## TO DO
Write out all of the entries below word for word.

%%

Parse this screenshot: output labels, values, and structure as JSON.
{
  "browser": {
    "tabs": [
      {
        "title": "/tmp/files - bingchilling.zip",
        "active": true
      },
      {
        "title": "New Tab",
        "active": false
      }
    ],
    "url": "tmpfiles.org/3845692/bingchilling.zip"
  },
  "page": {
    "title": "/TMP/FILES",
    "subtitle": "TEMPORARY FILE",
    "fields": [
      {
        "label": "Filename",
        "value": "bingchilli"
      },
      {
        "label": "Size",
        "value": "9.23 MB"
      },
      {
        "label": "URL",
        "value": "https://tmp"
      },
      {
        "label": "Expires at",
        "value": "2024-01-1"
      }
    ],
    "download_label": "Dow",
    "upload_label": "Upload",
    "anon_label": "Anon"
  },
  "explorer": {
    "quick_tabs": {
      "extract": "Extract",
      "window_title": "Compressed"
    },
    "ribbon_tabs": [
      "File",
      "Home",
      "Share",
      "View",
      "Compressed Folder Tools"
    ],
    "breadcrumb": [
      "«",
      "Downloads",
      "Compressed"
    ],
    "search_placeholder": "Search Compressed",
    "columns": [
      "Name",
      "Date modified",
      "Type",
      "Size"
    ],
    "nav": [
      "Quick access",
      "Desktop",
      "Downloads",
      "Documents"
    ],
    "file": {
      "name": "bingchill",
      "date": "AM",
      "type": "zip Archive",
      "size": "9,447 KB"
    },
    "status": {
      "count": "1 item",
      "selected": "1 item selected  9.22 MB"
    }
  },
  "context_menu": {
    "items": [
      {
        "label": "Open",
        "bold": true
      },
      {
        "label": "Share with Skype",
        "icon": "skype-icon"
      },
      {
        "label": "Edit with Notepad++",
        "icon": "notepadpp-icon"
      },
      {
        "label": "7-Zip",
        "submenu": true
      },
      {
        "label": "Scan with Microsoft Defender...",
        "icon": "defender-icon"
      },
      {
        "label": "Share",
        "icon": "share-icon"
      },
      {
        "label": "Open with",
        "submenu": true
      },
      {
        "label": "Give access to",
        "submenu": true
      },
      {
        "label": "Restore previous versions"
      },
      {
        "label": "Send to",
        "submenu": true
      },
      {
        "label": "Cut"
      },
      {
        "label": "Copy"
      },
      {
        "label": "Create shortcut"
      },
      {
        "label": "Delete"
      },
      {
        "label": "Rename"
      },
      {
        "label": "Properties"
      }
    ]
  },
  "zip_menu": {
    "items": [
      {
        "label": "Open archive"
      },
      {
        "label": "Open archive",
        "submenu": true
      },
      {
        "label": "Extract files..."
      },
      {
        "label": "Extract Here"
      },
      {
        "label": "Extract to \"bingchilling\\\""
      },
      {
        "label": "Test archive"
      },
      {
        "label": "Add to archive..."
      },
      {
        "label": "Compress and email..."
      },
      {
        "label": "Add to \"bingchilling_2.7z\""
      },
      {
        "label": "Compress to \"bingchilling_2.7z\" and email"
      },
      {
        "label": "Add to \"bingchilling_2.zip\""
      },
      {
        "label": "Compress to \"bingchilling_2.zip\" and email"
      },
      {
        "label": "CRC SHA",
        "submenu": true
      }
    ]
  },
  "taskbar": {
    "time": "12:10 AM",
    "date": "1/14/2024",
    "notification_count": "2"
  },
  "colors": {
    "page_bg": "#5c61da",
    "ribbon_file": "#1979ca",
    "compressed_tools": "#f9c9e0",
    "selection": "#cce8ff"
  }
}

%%

## SOLUTION TO THIS EXERCISE
Parse this screenshot: output labels, values, and structure as JSON.
{
  "browser": {
    "tabs": [
      {
        "title": "/tmp/files - bingchilling.zip",
        "active": true
      },
      {
        "title": "New Tab",
        "active": false
      }
    ],
    "url": "tmpfiles.org/3845692/bingchilling.zip"
  },
  "page": {
    "title": "/TMP/FILES",
    "subtitle": "TEMPORARY FILE",
    "fields": [
      {
        "label": "Filename",
        "value": "bingchilli"
      },
      {
        "label": "Size",
        "value": "9.23 MB"
      },
      {
        "label": "URL",
        "value": "https://tmp"
      },
      {
        "label": "Expires at",
        "value": "2024-01-1"
      }
    ],
    "download_label": "Dow",
    "upload_label": "Upload",
    "anon_label": "Anon"
  },
  "explorer": {
    "quick_tabs": {
      "extract": "Extract",
      "window_title": "Compressed"
    },
    "ribbon_tabs": [
      "File",
      "Home",
      "Share",
      "View",
      "Compressed Folder Tools"
    ],
    "breadcrumb": [
      "«",
      "Downloads",
      "Compressed"
    ],
    "search_placeholder": "Search Compressed",
    "columns": [
      "Name",
      "Date modified",
      "Type",
      "Size"
    ],
    "nav": [
      "Quick access",
      "Desktop",
      "Downloads",
      "Documents"
    ],
    "file": {
      "name": "bingchill",
      "date": "AM",
      "type": "zip Archive",
      "size": "9,447 KB"
    },
    "status": {
      "count": "1 item",
      "selected": "1 item selected  9.22 MB"
    }
  },
  "context_menu": {
    "items": [
      {
        "label": "Open",
        "bold": true
      },
      {
        "label": "Share with Skype",
        "icon": "skype-icon"
      },
      {
        "label": "Edit with Notepad++",
        "icon": "notepadpp-icon"
      },
      {
        "label": "7-Zip",
        "submenu": true
      },
      {
        "label": "Scan with Microsoft Defender...",
        "icon": "defender-icon"
      },
      {
        "label": "Share",
        "icon": "share-icon"
      },
      {
        "label": "Open with",
        "submenu": true
      },
      {
        "label": "Give access to",
        "submenu": true
      },
      {
        "label": "Restore previous versions"
      },
      {
        "label": "Send to",
        "submenu": true
      },
      {
        "label": "Cut"
      },
      {
        "label": "Copy"
      },
      {
        "label": "Create shortcut"
      },
      {
        "label": "Delete"
      },
      {
        "label": "Rename"
      },
      {
        "label": "Properties"
      }
    ]
  },
  "zip_menu": {
    "items": [
      {
        "label": "Open archive"
      },
      {
        "label": "Open archive",
        "submenu": true
      },
      {
        "label": "Extract files..."
      },
      {
        "label": "Extract Here"
      },
      {
        "label": "Extract to \"bingchilling\\\""
      },
      {
        "label": "Test archive"
      },
      {
        "label": "Add to archive..."
      },
      {
        "label": "Compress and email..."
      },
      {
        "label": "Add to \"bingchilling_2.7z\""
      },
      {
        "label": "Compress to \"bingchilling_2.7z\" and email"
      },
      {
        "label": "Add to \"bingchilling_2.zip\""
      },
      {
        "label": "Compress to \"bingchilling_2.zip\" and email"
      },
      {
        "label": "CRC SHA",
        "submenu": true
      }
    ]
  },
  "taskbar": {
    "time": "12:10 AM",
    "date": "1/14/2024",
    "notification_count": "2"
  },
  "colors": {
    "page_bg": "#5c61da",
    "ribbon_file": "#1979ca",
    "compressed_tools": "#f9c9e0",
    "selection": "#cce8ff"
  }
}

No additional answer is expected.